Psoriasis cannot be eliminated. It is a chronic medical condition, just like high blood pressure, diabetes, and high cholesterol. As a dermatologist, the focus I have is more on management and control of a chronic medical condition.
Psoriasis is an inflammatory skin condition that affects 3-5% of all people. It causes red, itching plaques with scales that most commonly occur on the elbows, knees, and scalp but can occur anywhere on the body. The spectrum of psoriasis severity varies from very, very mild with one or two small rough patches where patients don't even know they have psoriasis to severe red, scaling plaques that cover almost an entire body.
The one important thing to note about psoriasis is that approximately 33% of all psoriasis patients will develop an associated psoriatic arthritis. Because this tends to be both progressive and degenerative, it is important to intervene early with appropriate medications to spare joints.
When I look at managing psoriasis, there are different levels of treatment based on the patient's severity.
Initially, you can use gentle topical moisturizers and topical antiinflammatory agents such as nonsteroidal antiinflammatory creams and ointments and topical steroid creams and ointments.

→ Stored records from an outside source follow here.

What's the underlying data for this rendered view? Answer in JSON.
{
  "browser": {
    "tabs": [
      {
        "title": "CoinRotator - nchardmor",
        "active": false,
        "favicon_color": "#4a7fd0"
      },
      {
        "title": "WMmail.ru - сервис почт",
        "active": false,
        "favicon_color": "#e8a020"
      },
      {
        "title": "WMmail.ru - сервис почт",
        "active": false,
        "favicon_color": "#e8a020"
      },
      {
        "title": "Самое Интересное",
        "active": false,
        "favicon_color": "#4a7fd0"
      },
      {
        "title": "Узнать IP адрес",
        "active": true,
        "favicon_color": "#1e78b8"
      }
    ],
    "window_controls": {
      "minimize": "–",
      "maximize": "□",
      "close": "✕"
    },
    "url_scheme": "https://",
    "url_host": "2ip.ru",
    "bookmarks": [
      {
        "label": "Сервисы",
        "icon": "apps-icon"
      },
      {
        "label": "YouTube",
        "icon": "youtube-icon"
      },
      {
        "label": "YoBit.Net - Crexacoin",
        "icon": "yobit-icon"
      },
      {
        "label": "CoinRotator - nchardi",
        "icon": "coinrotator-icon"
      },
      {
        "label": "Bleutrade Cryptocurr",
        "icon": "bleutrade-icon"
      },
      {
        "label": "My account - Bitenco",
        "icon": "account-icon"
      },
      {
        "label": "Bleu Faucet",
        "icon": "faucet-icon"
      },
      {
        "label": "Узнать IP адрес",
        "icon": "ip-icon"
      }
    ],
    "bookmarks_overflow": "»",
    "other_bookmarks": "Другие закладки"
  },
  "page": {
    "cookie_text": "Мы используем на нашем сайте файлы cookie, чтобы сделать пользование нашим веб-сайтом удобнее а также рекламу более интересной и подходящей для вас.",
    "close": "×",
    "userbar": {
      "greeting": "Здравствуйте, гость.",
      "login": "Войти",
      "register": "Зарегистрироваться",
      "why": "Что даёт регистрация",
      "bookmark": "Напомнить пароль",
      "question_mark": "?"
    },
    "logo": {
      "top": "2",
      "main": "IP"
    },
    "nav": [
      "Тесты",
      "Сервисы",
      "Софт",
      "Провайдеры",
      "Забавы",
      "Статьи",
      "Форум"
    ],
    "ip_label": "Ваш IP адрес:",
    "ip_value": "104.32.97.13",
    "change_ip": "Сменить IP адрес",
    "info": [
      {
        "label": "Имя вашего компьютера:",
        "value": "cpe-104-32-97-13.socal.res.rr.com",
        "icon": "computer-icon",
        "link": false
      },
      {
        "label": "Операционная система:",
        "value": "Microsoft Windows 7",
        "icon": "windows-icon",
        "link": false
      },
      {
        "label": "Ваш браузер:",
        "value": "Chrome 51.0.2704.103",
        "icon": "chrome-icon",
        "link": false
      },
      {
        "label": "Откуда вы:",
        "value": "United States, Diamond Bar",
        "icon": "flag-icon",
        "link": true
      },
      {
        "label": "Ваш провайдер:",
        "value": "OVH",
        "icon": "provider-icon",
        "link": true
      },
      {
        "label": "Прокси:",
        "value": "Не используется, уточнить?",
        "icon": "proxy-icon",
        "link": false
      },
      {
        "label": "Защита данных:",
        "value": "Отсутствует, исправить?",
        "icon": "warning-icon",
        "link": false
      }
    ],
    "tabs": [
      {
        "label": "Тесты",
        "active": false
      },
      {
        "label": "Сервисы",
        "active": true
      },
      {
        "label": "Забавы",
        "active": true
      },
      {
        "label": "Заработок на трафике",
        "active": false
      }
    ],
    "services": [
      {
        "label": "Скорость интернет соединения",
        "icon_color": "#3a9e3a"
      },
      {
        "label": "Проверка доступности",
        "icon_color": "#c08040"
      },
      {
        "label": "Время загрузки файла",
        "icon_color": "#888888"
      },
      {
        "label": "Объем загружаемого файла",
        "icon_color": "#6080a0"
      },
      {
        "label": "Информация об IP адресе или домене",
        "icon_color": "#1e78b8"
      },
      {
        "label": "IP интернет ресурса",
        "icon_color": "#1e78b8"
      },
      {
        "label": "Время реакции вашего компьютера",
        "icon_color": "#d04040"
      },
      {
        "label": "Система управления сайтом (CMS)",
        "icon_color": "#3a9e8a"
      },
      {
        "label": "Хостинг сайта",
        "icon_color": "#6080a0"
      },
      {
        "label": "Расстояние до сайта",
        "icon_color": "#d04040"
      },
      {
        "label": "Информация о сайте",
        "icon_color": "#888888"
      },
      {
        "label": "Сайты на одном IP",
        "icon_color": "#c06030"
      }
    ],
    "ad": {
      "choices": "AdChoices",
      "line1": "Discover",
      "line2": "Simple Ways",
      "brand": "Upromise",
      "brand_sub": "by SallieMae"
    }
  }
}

In fact, we have patented a brand new spray called CutiCort spray that is the most effective topical treatment for psoriasis known today.
Additionally, creams containing vitamin D have been effective and, to a lesser extent, creams containing vitamin A.
Another modality to treatment, is phototherapy. In our clinic, we have successfully used narrow-band ultraviolet B light treatments with tremendous success in treating psoriasis.
Another line of treatments would be systemic medications. These include medicines such has methotrexate, cyclosporine, and oral retinoids. These medicines work very well, but they have a higher side-effect profile and risks and benefits must be weighed carefully by a skilled dermatologist when administering them. When used properly, the results can be exceptional.
Last but not least, there is a new class of medications called biologic agents. These medications are derived from antibodies, which are proteins that can actually bind to other proteins that drive the psoriasis process. By essentially acting like little sponges or mops, they soak up the proteins that normally land on skin cells and cause them to grow very fast (this is the problem with psoriasis--skin grows way too fast and piles up upon itself), and as a result, the psoriasis state is controlled. Some can also help with inflammation, which will also treat psoriatic arthritis in the joints.
In my clinic, I tend to use a combination of all modalities. I rarely use monotherapy because I think when you combine proven methods to treat psoriasis, you get much better control, and they tend to work synergistically, so I often will use a combination of topical agents, systemic agents, phototherapeutic agents, and some of the new biologic agents, with great success. In my opinion, psoriasis can be managed very, very well with what is available today in medicine.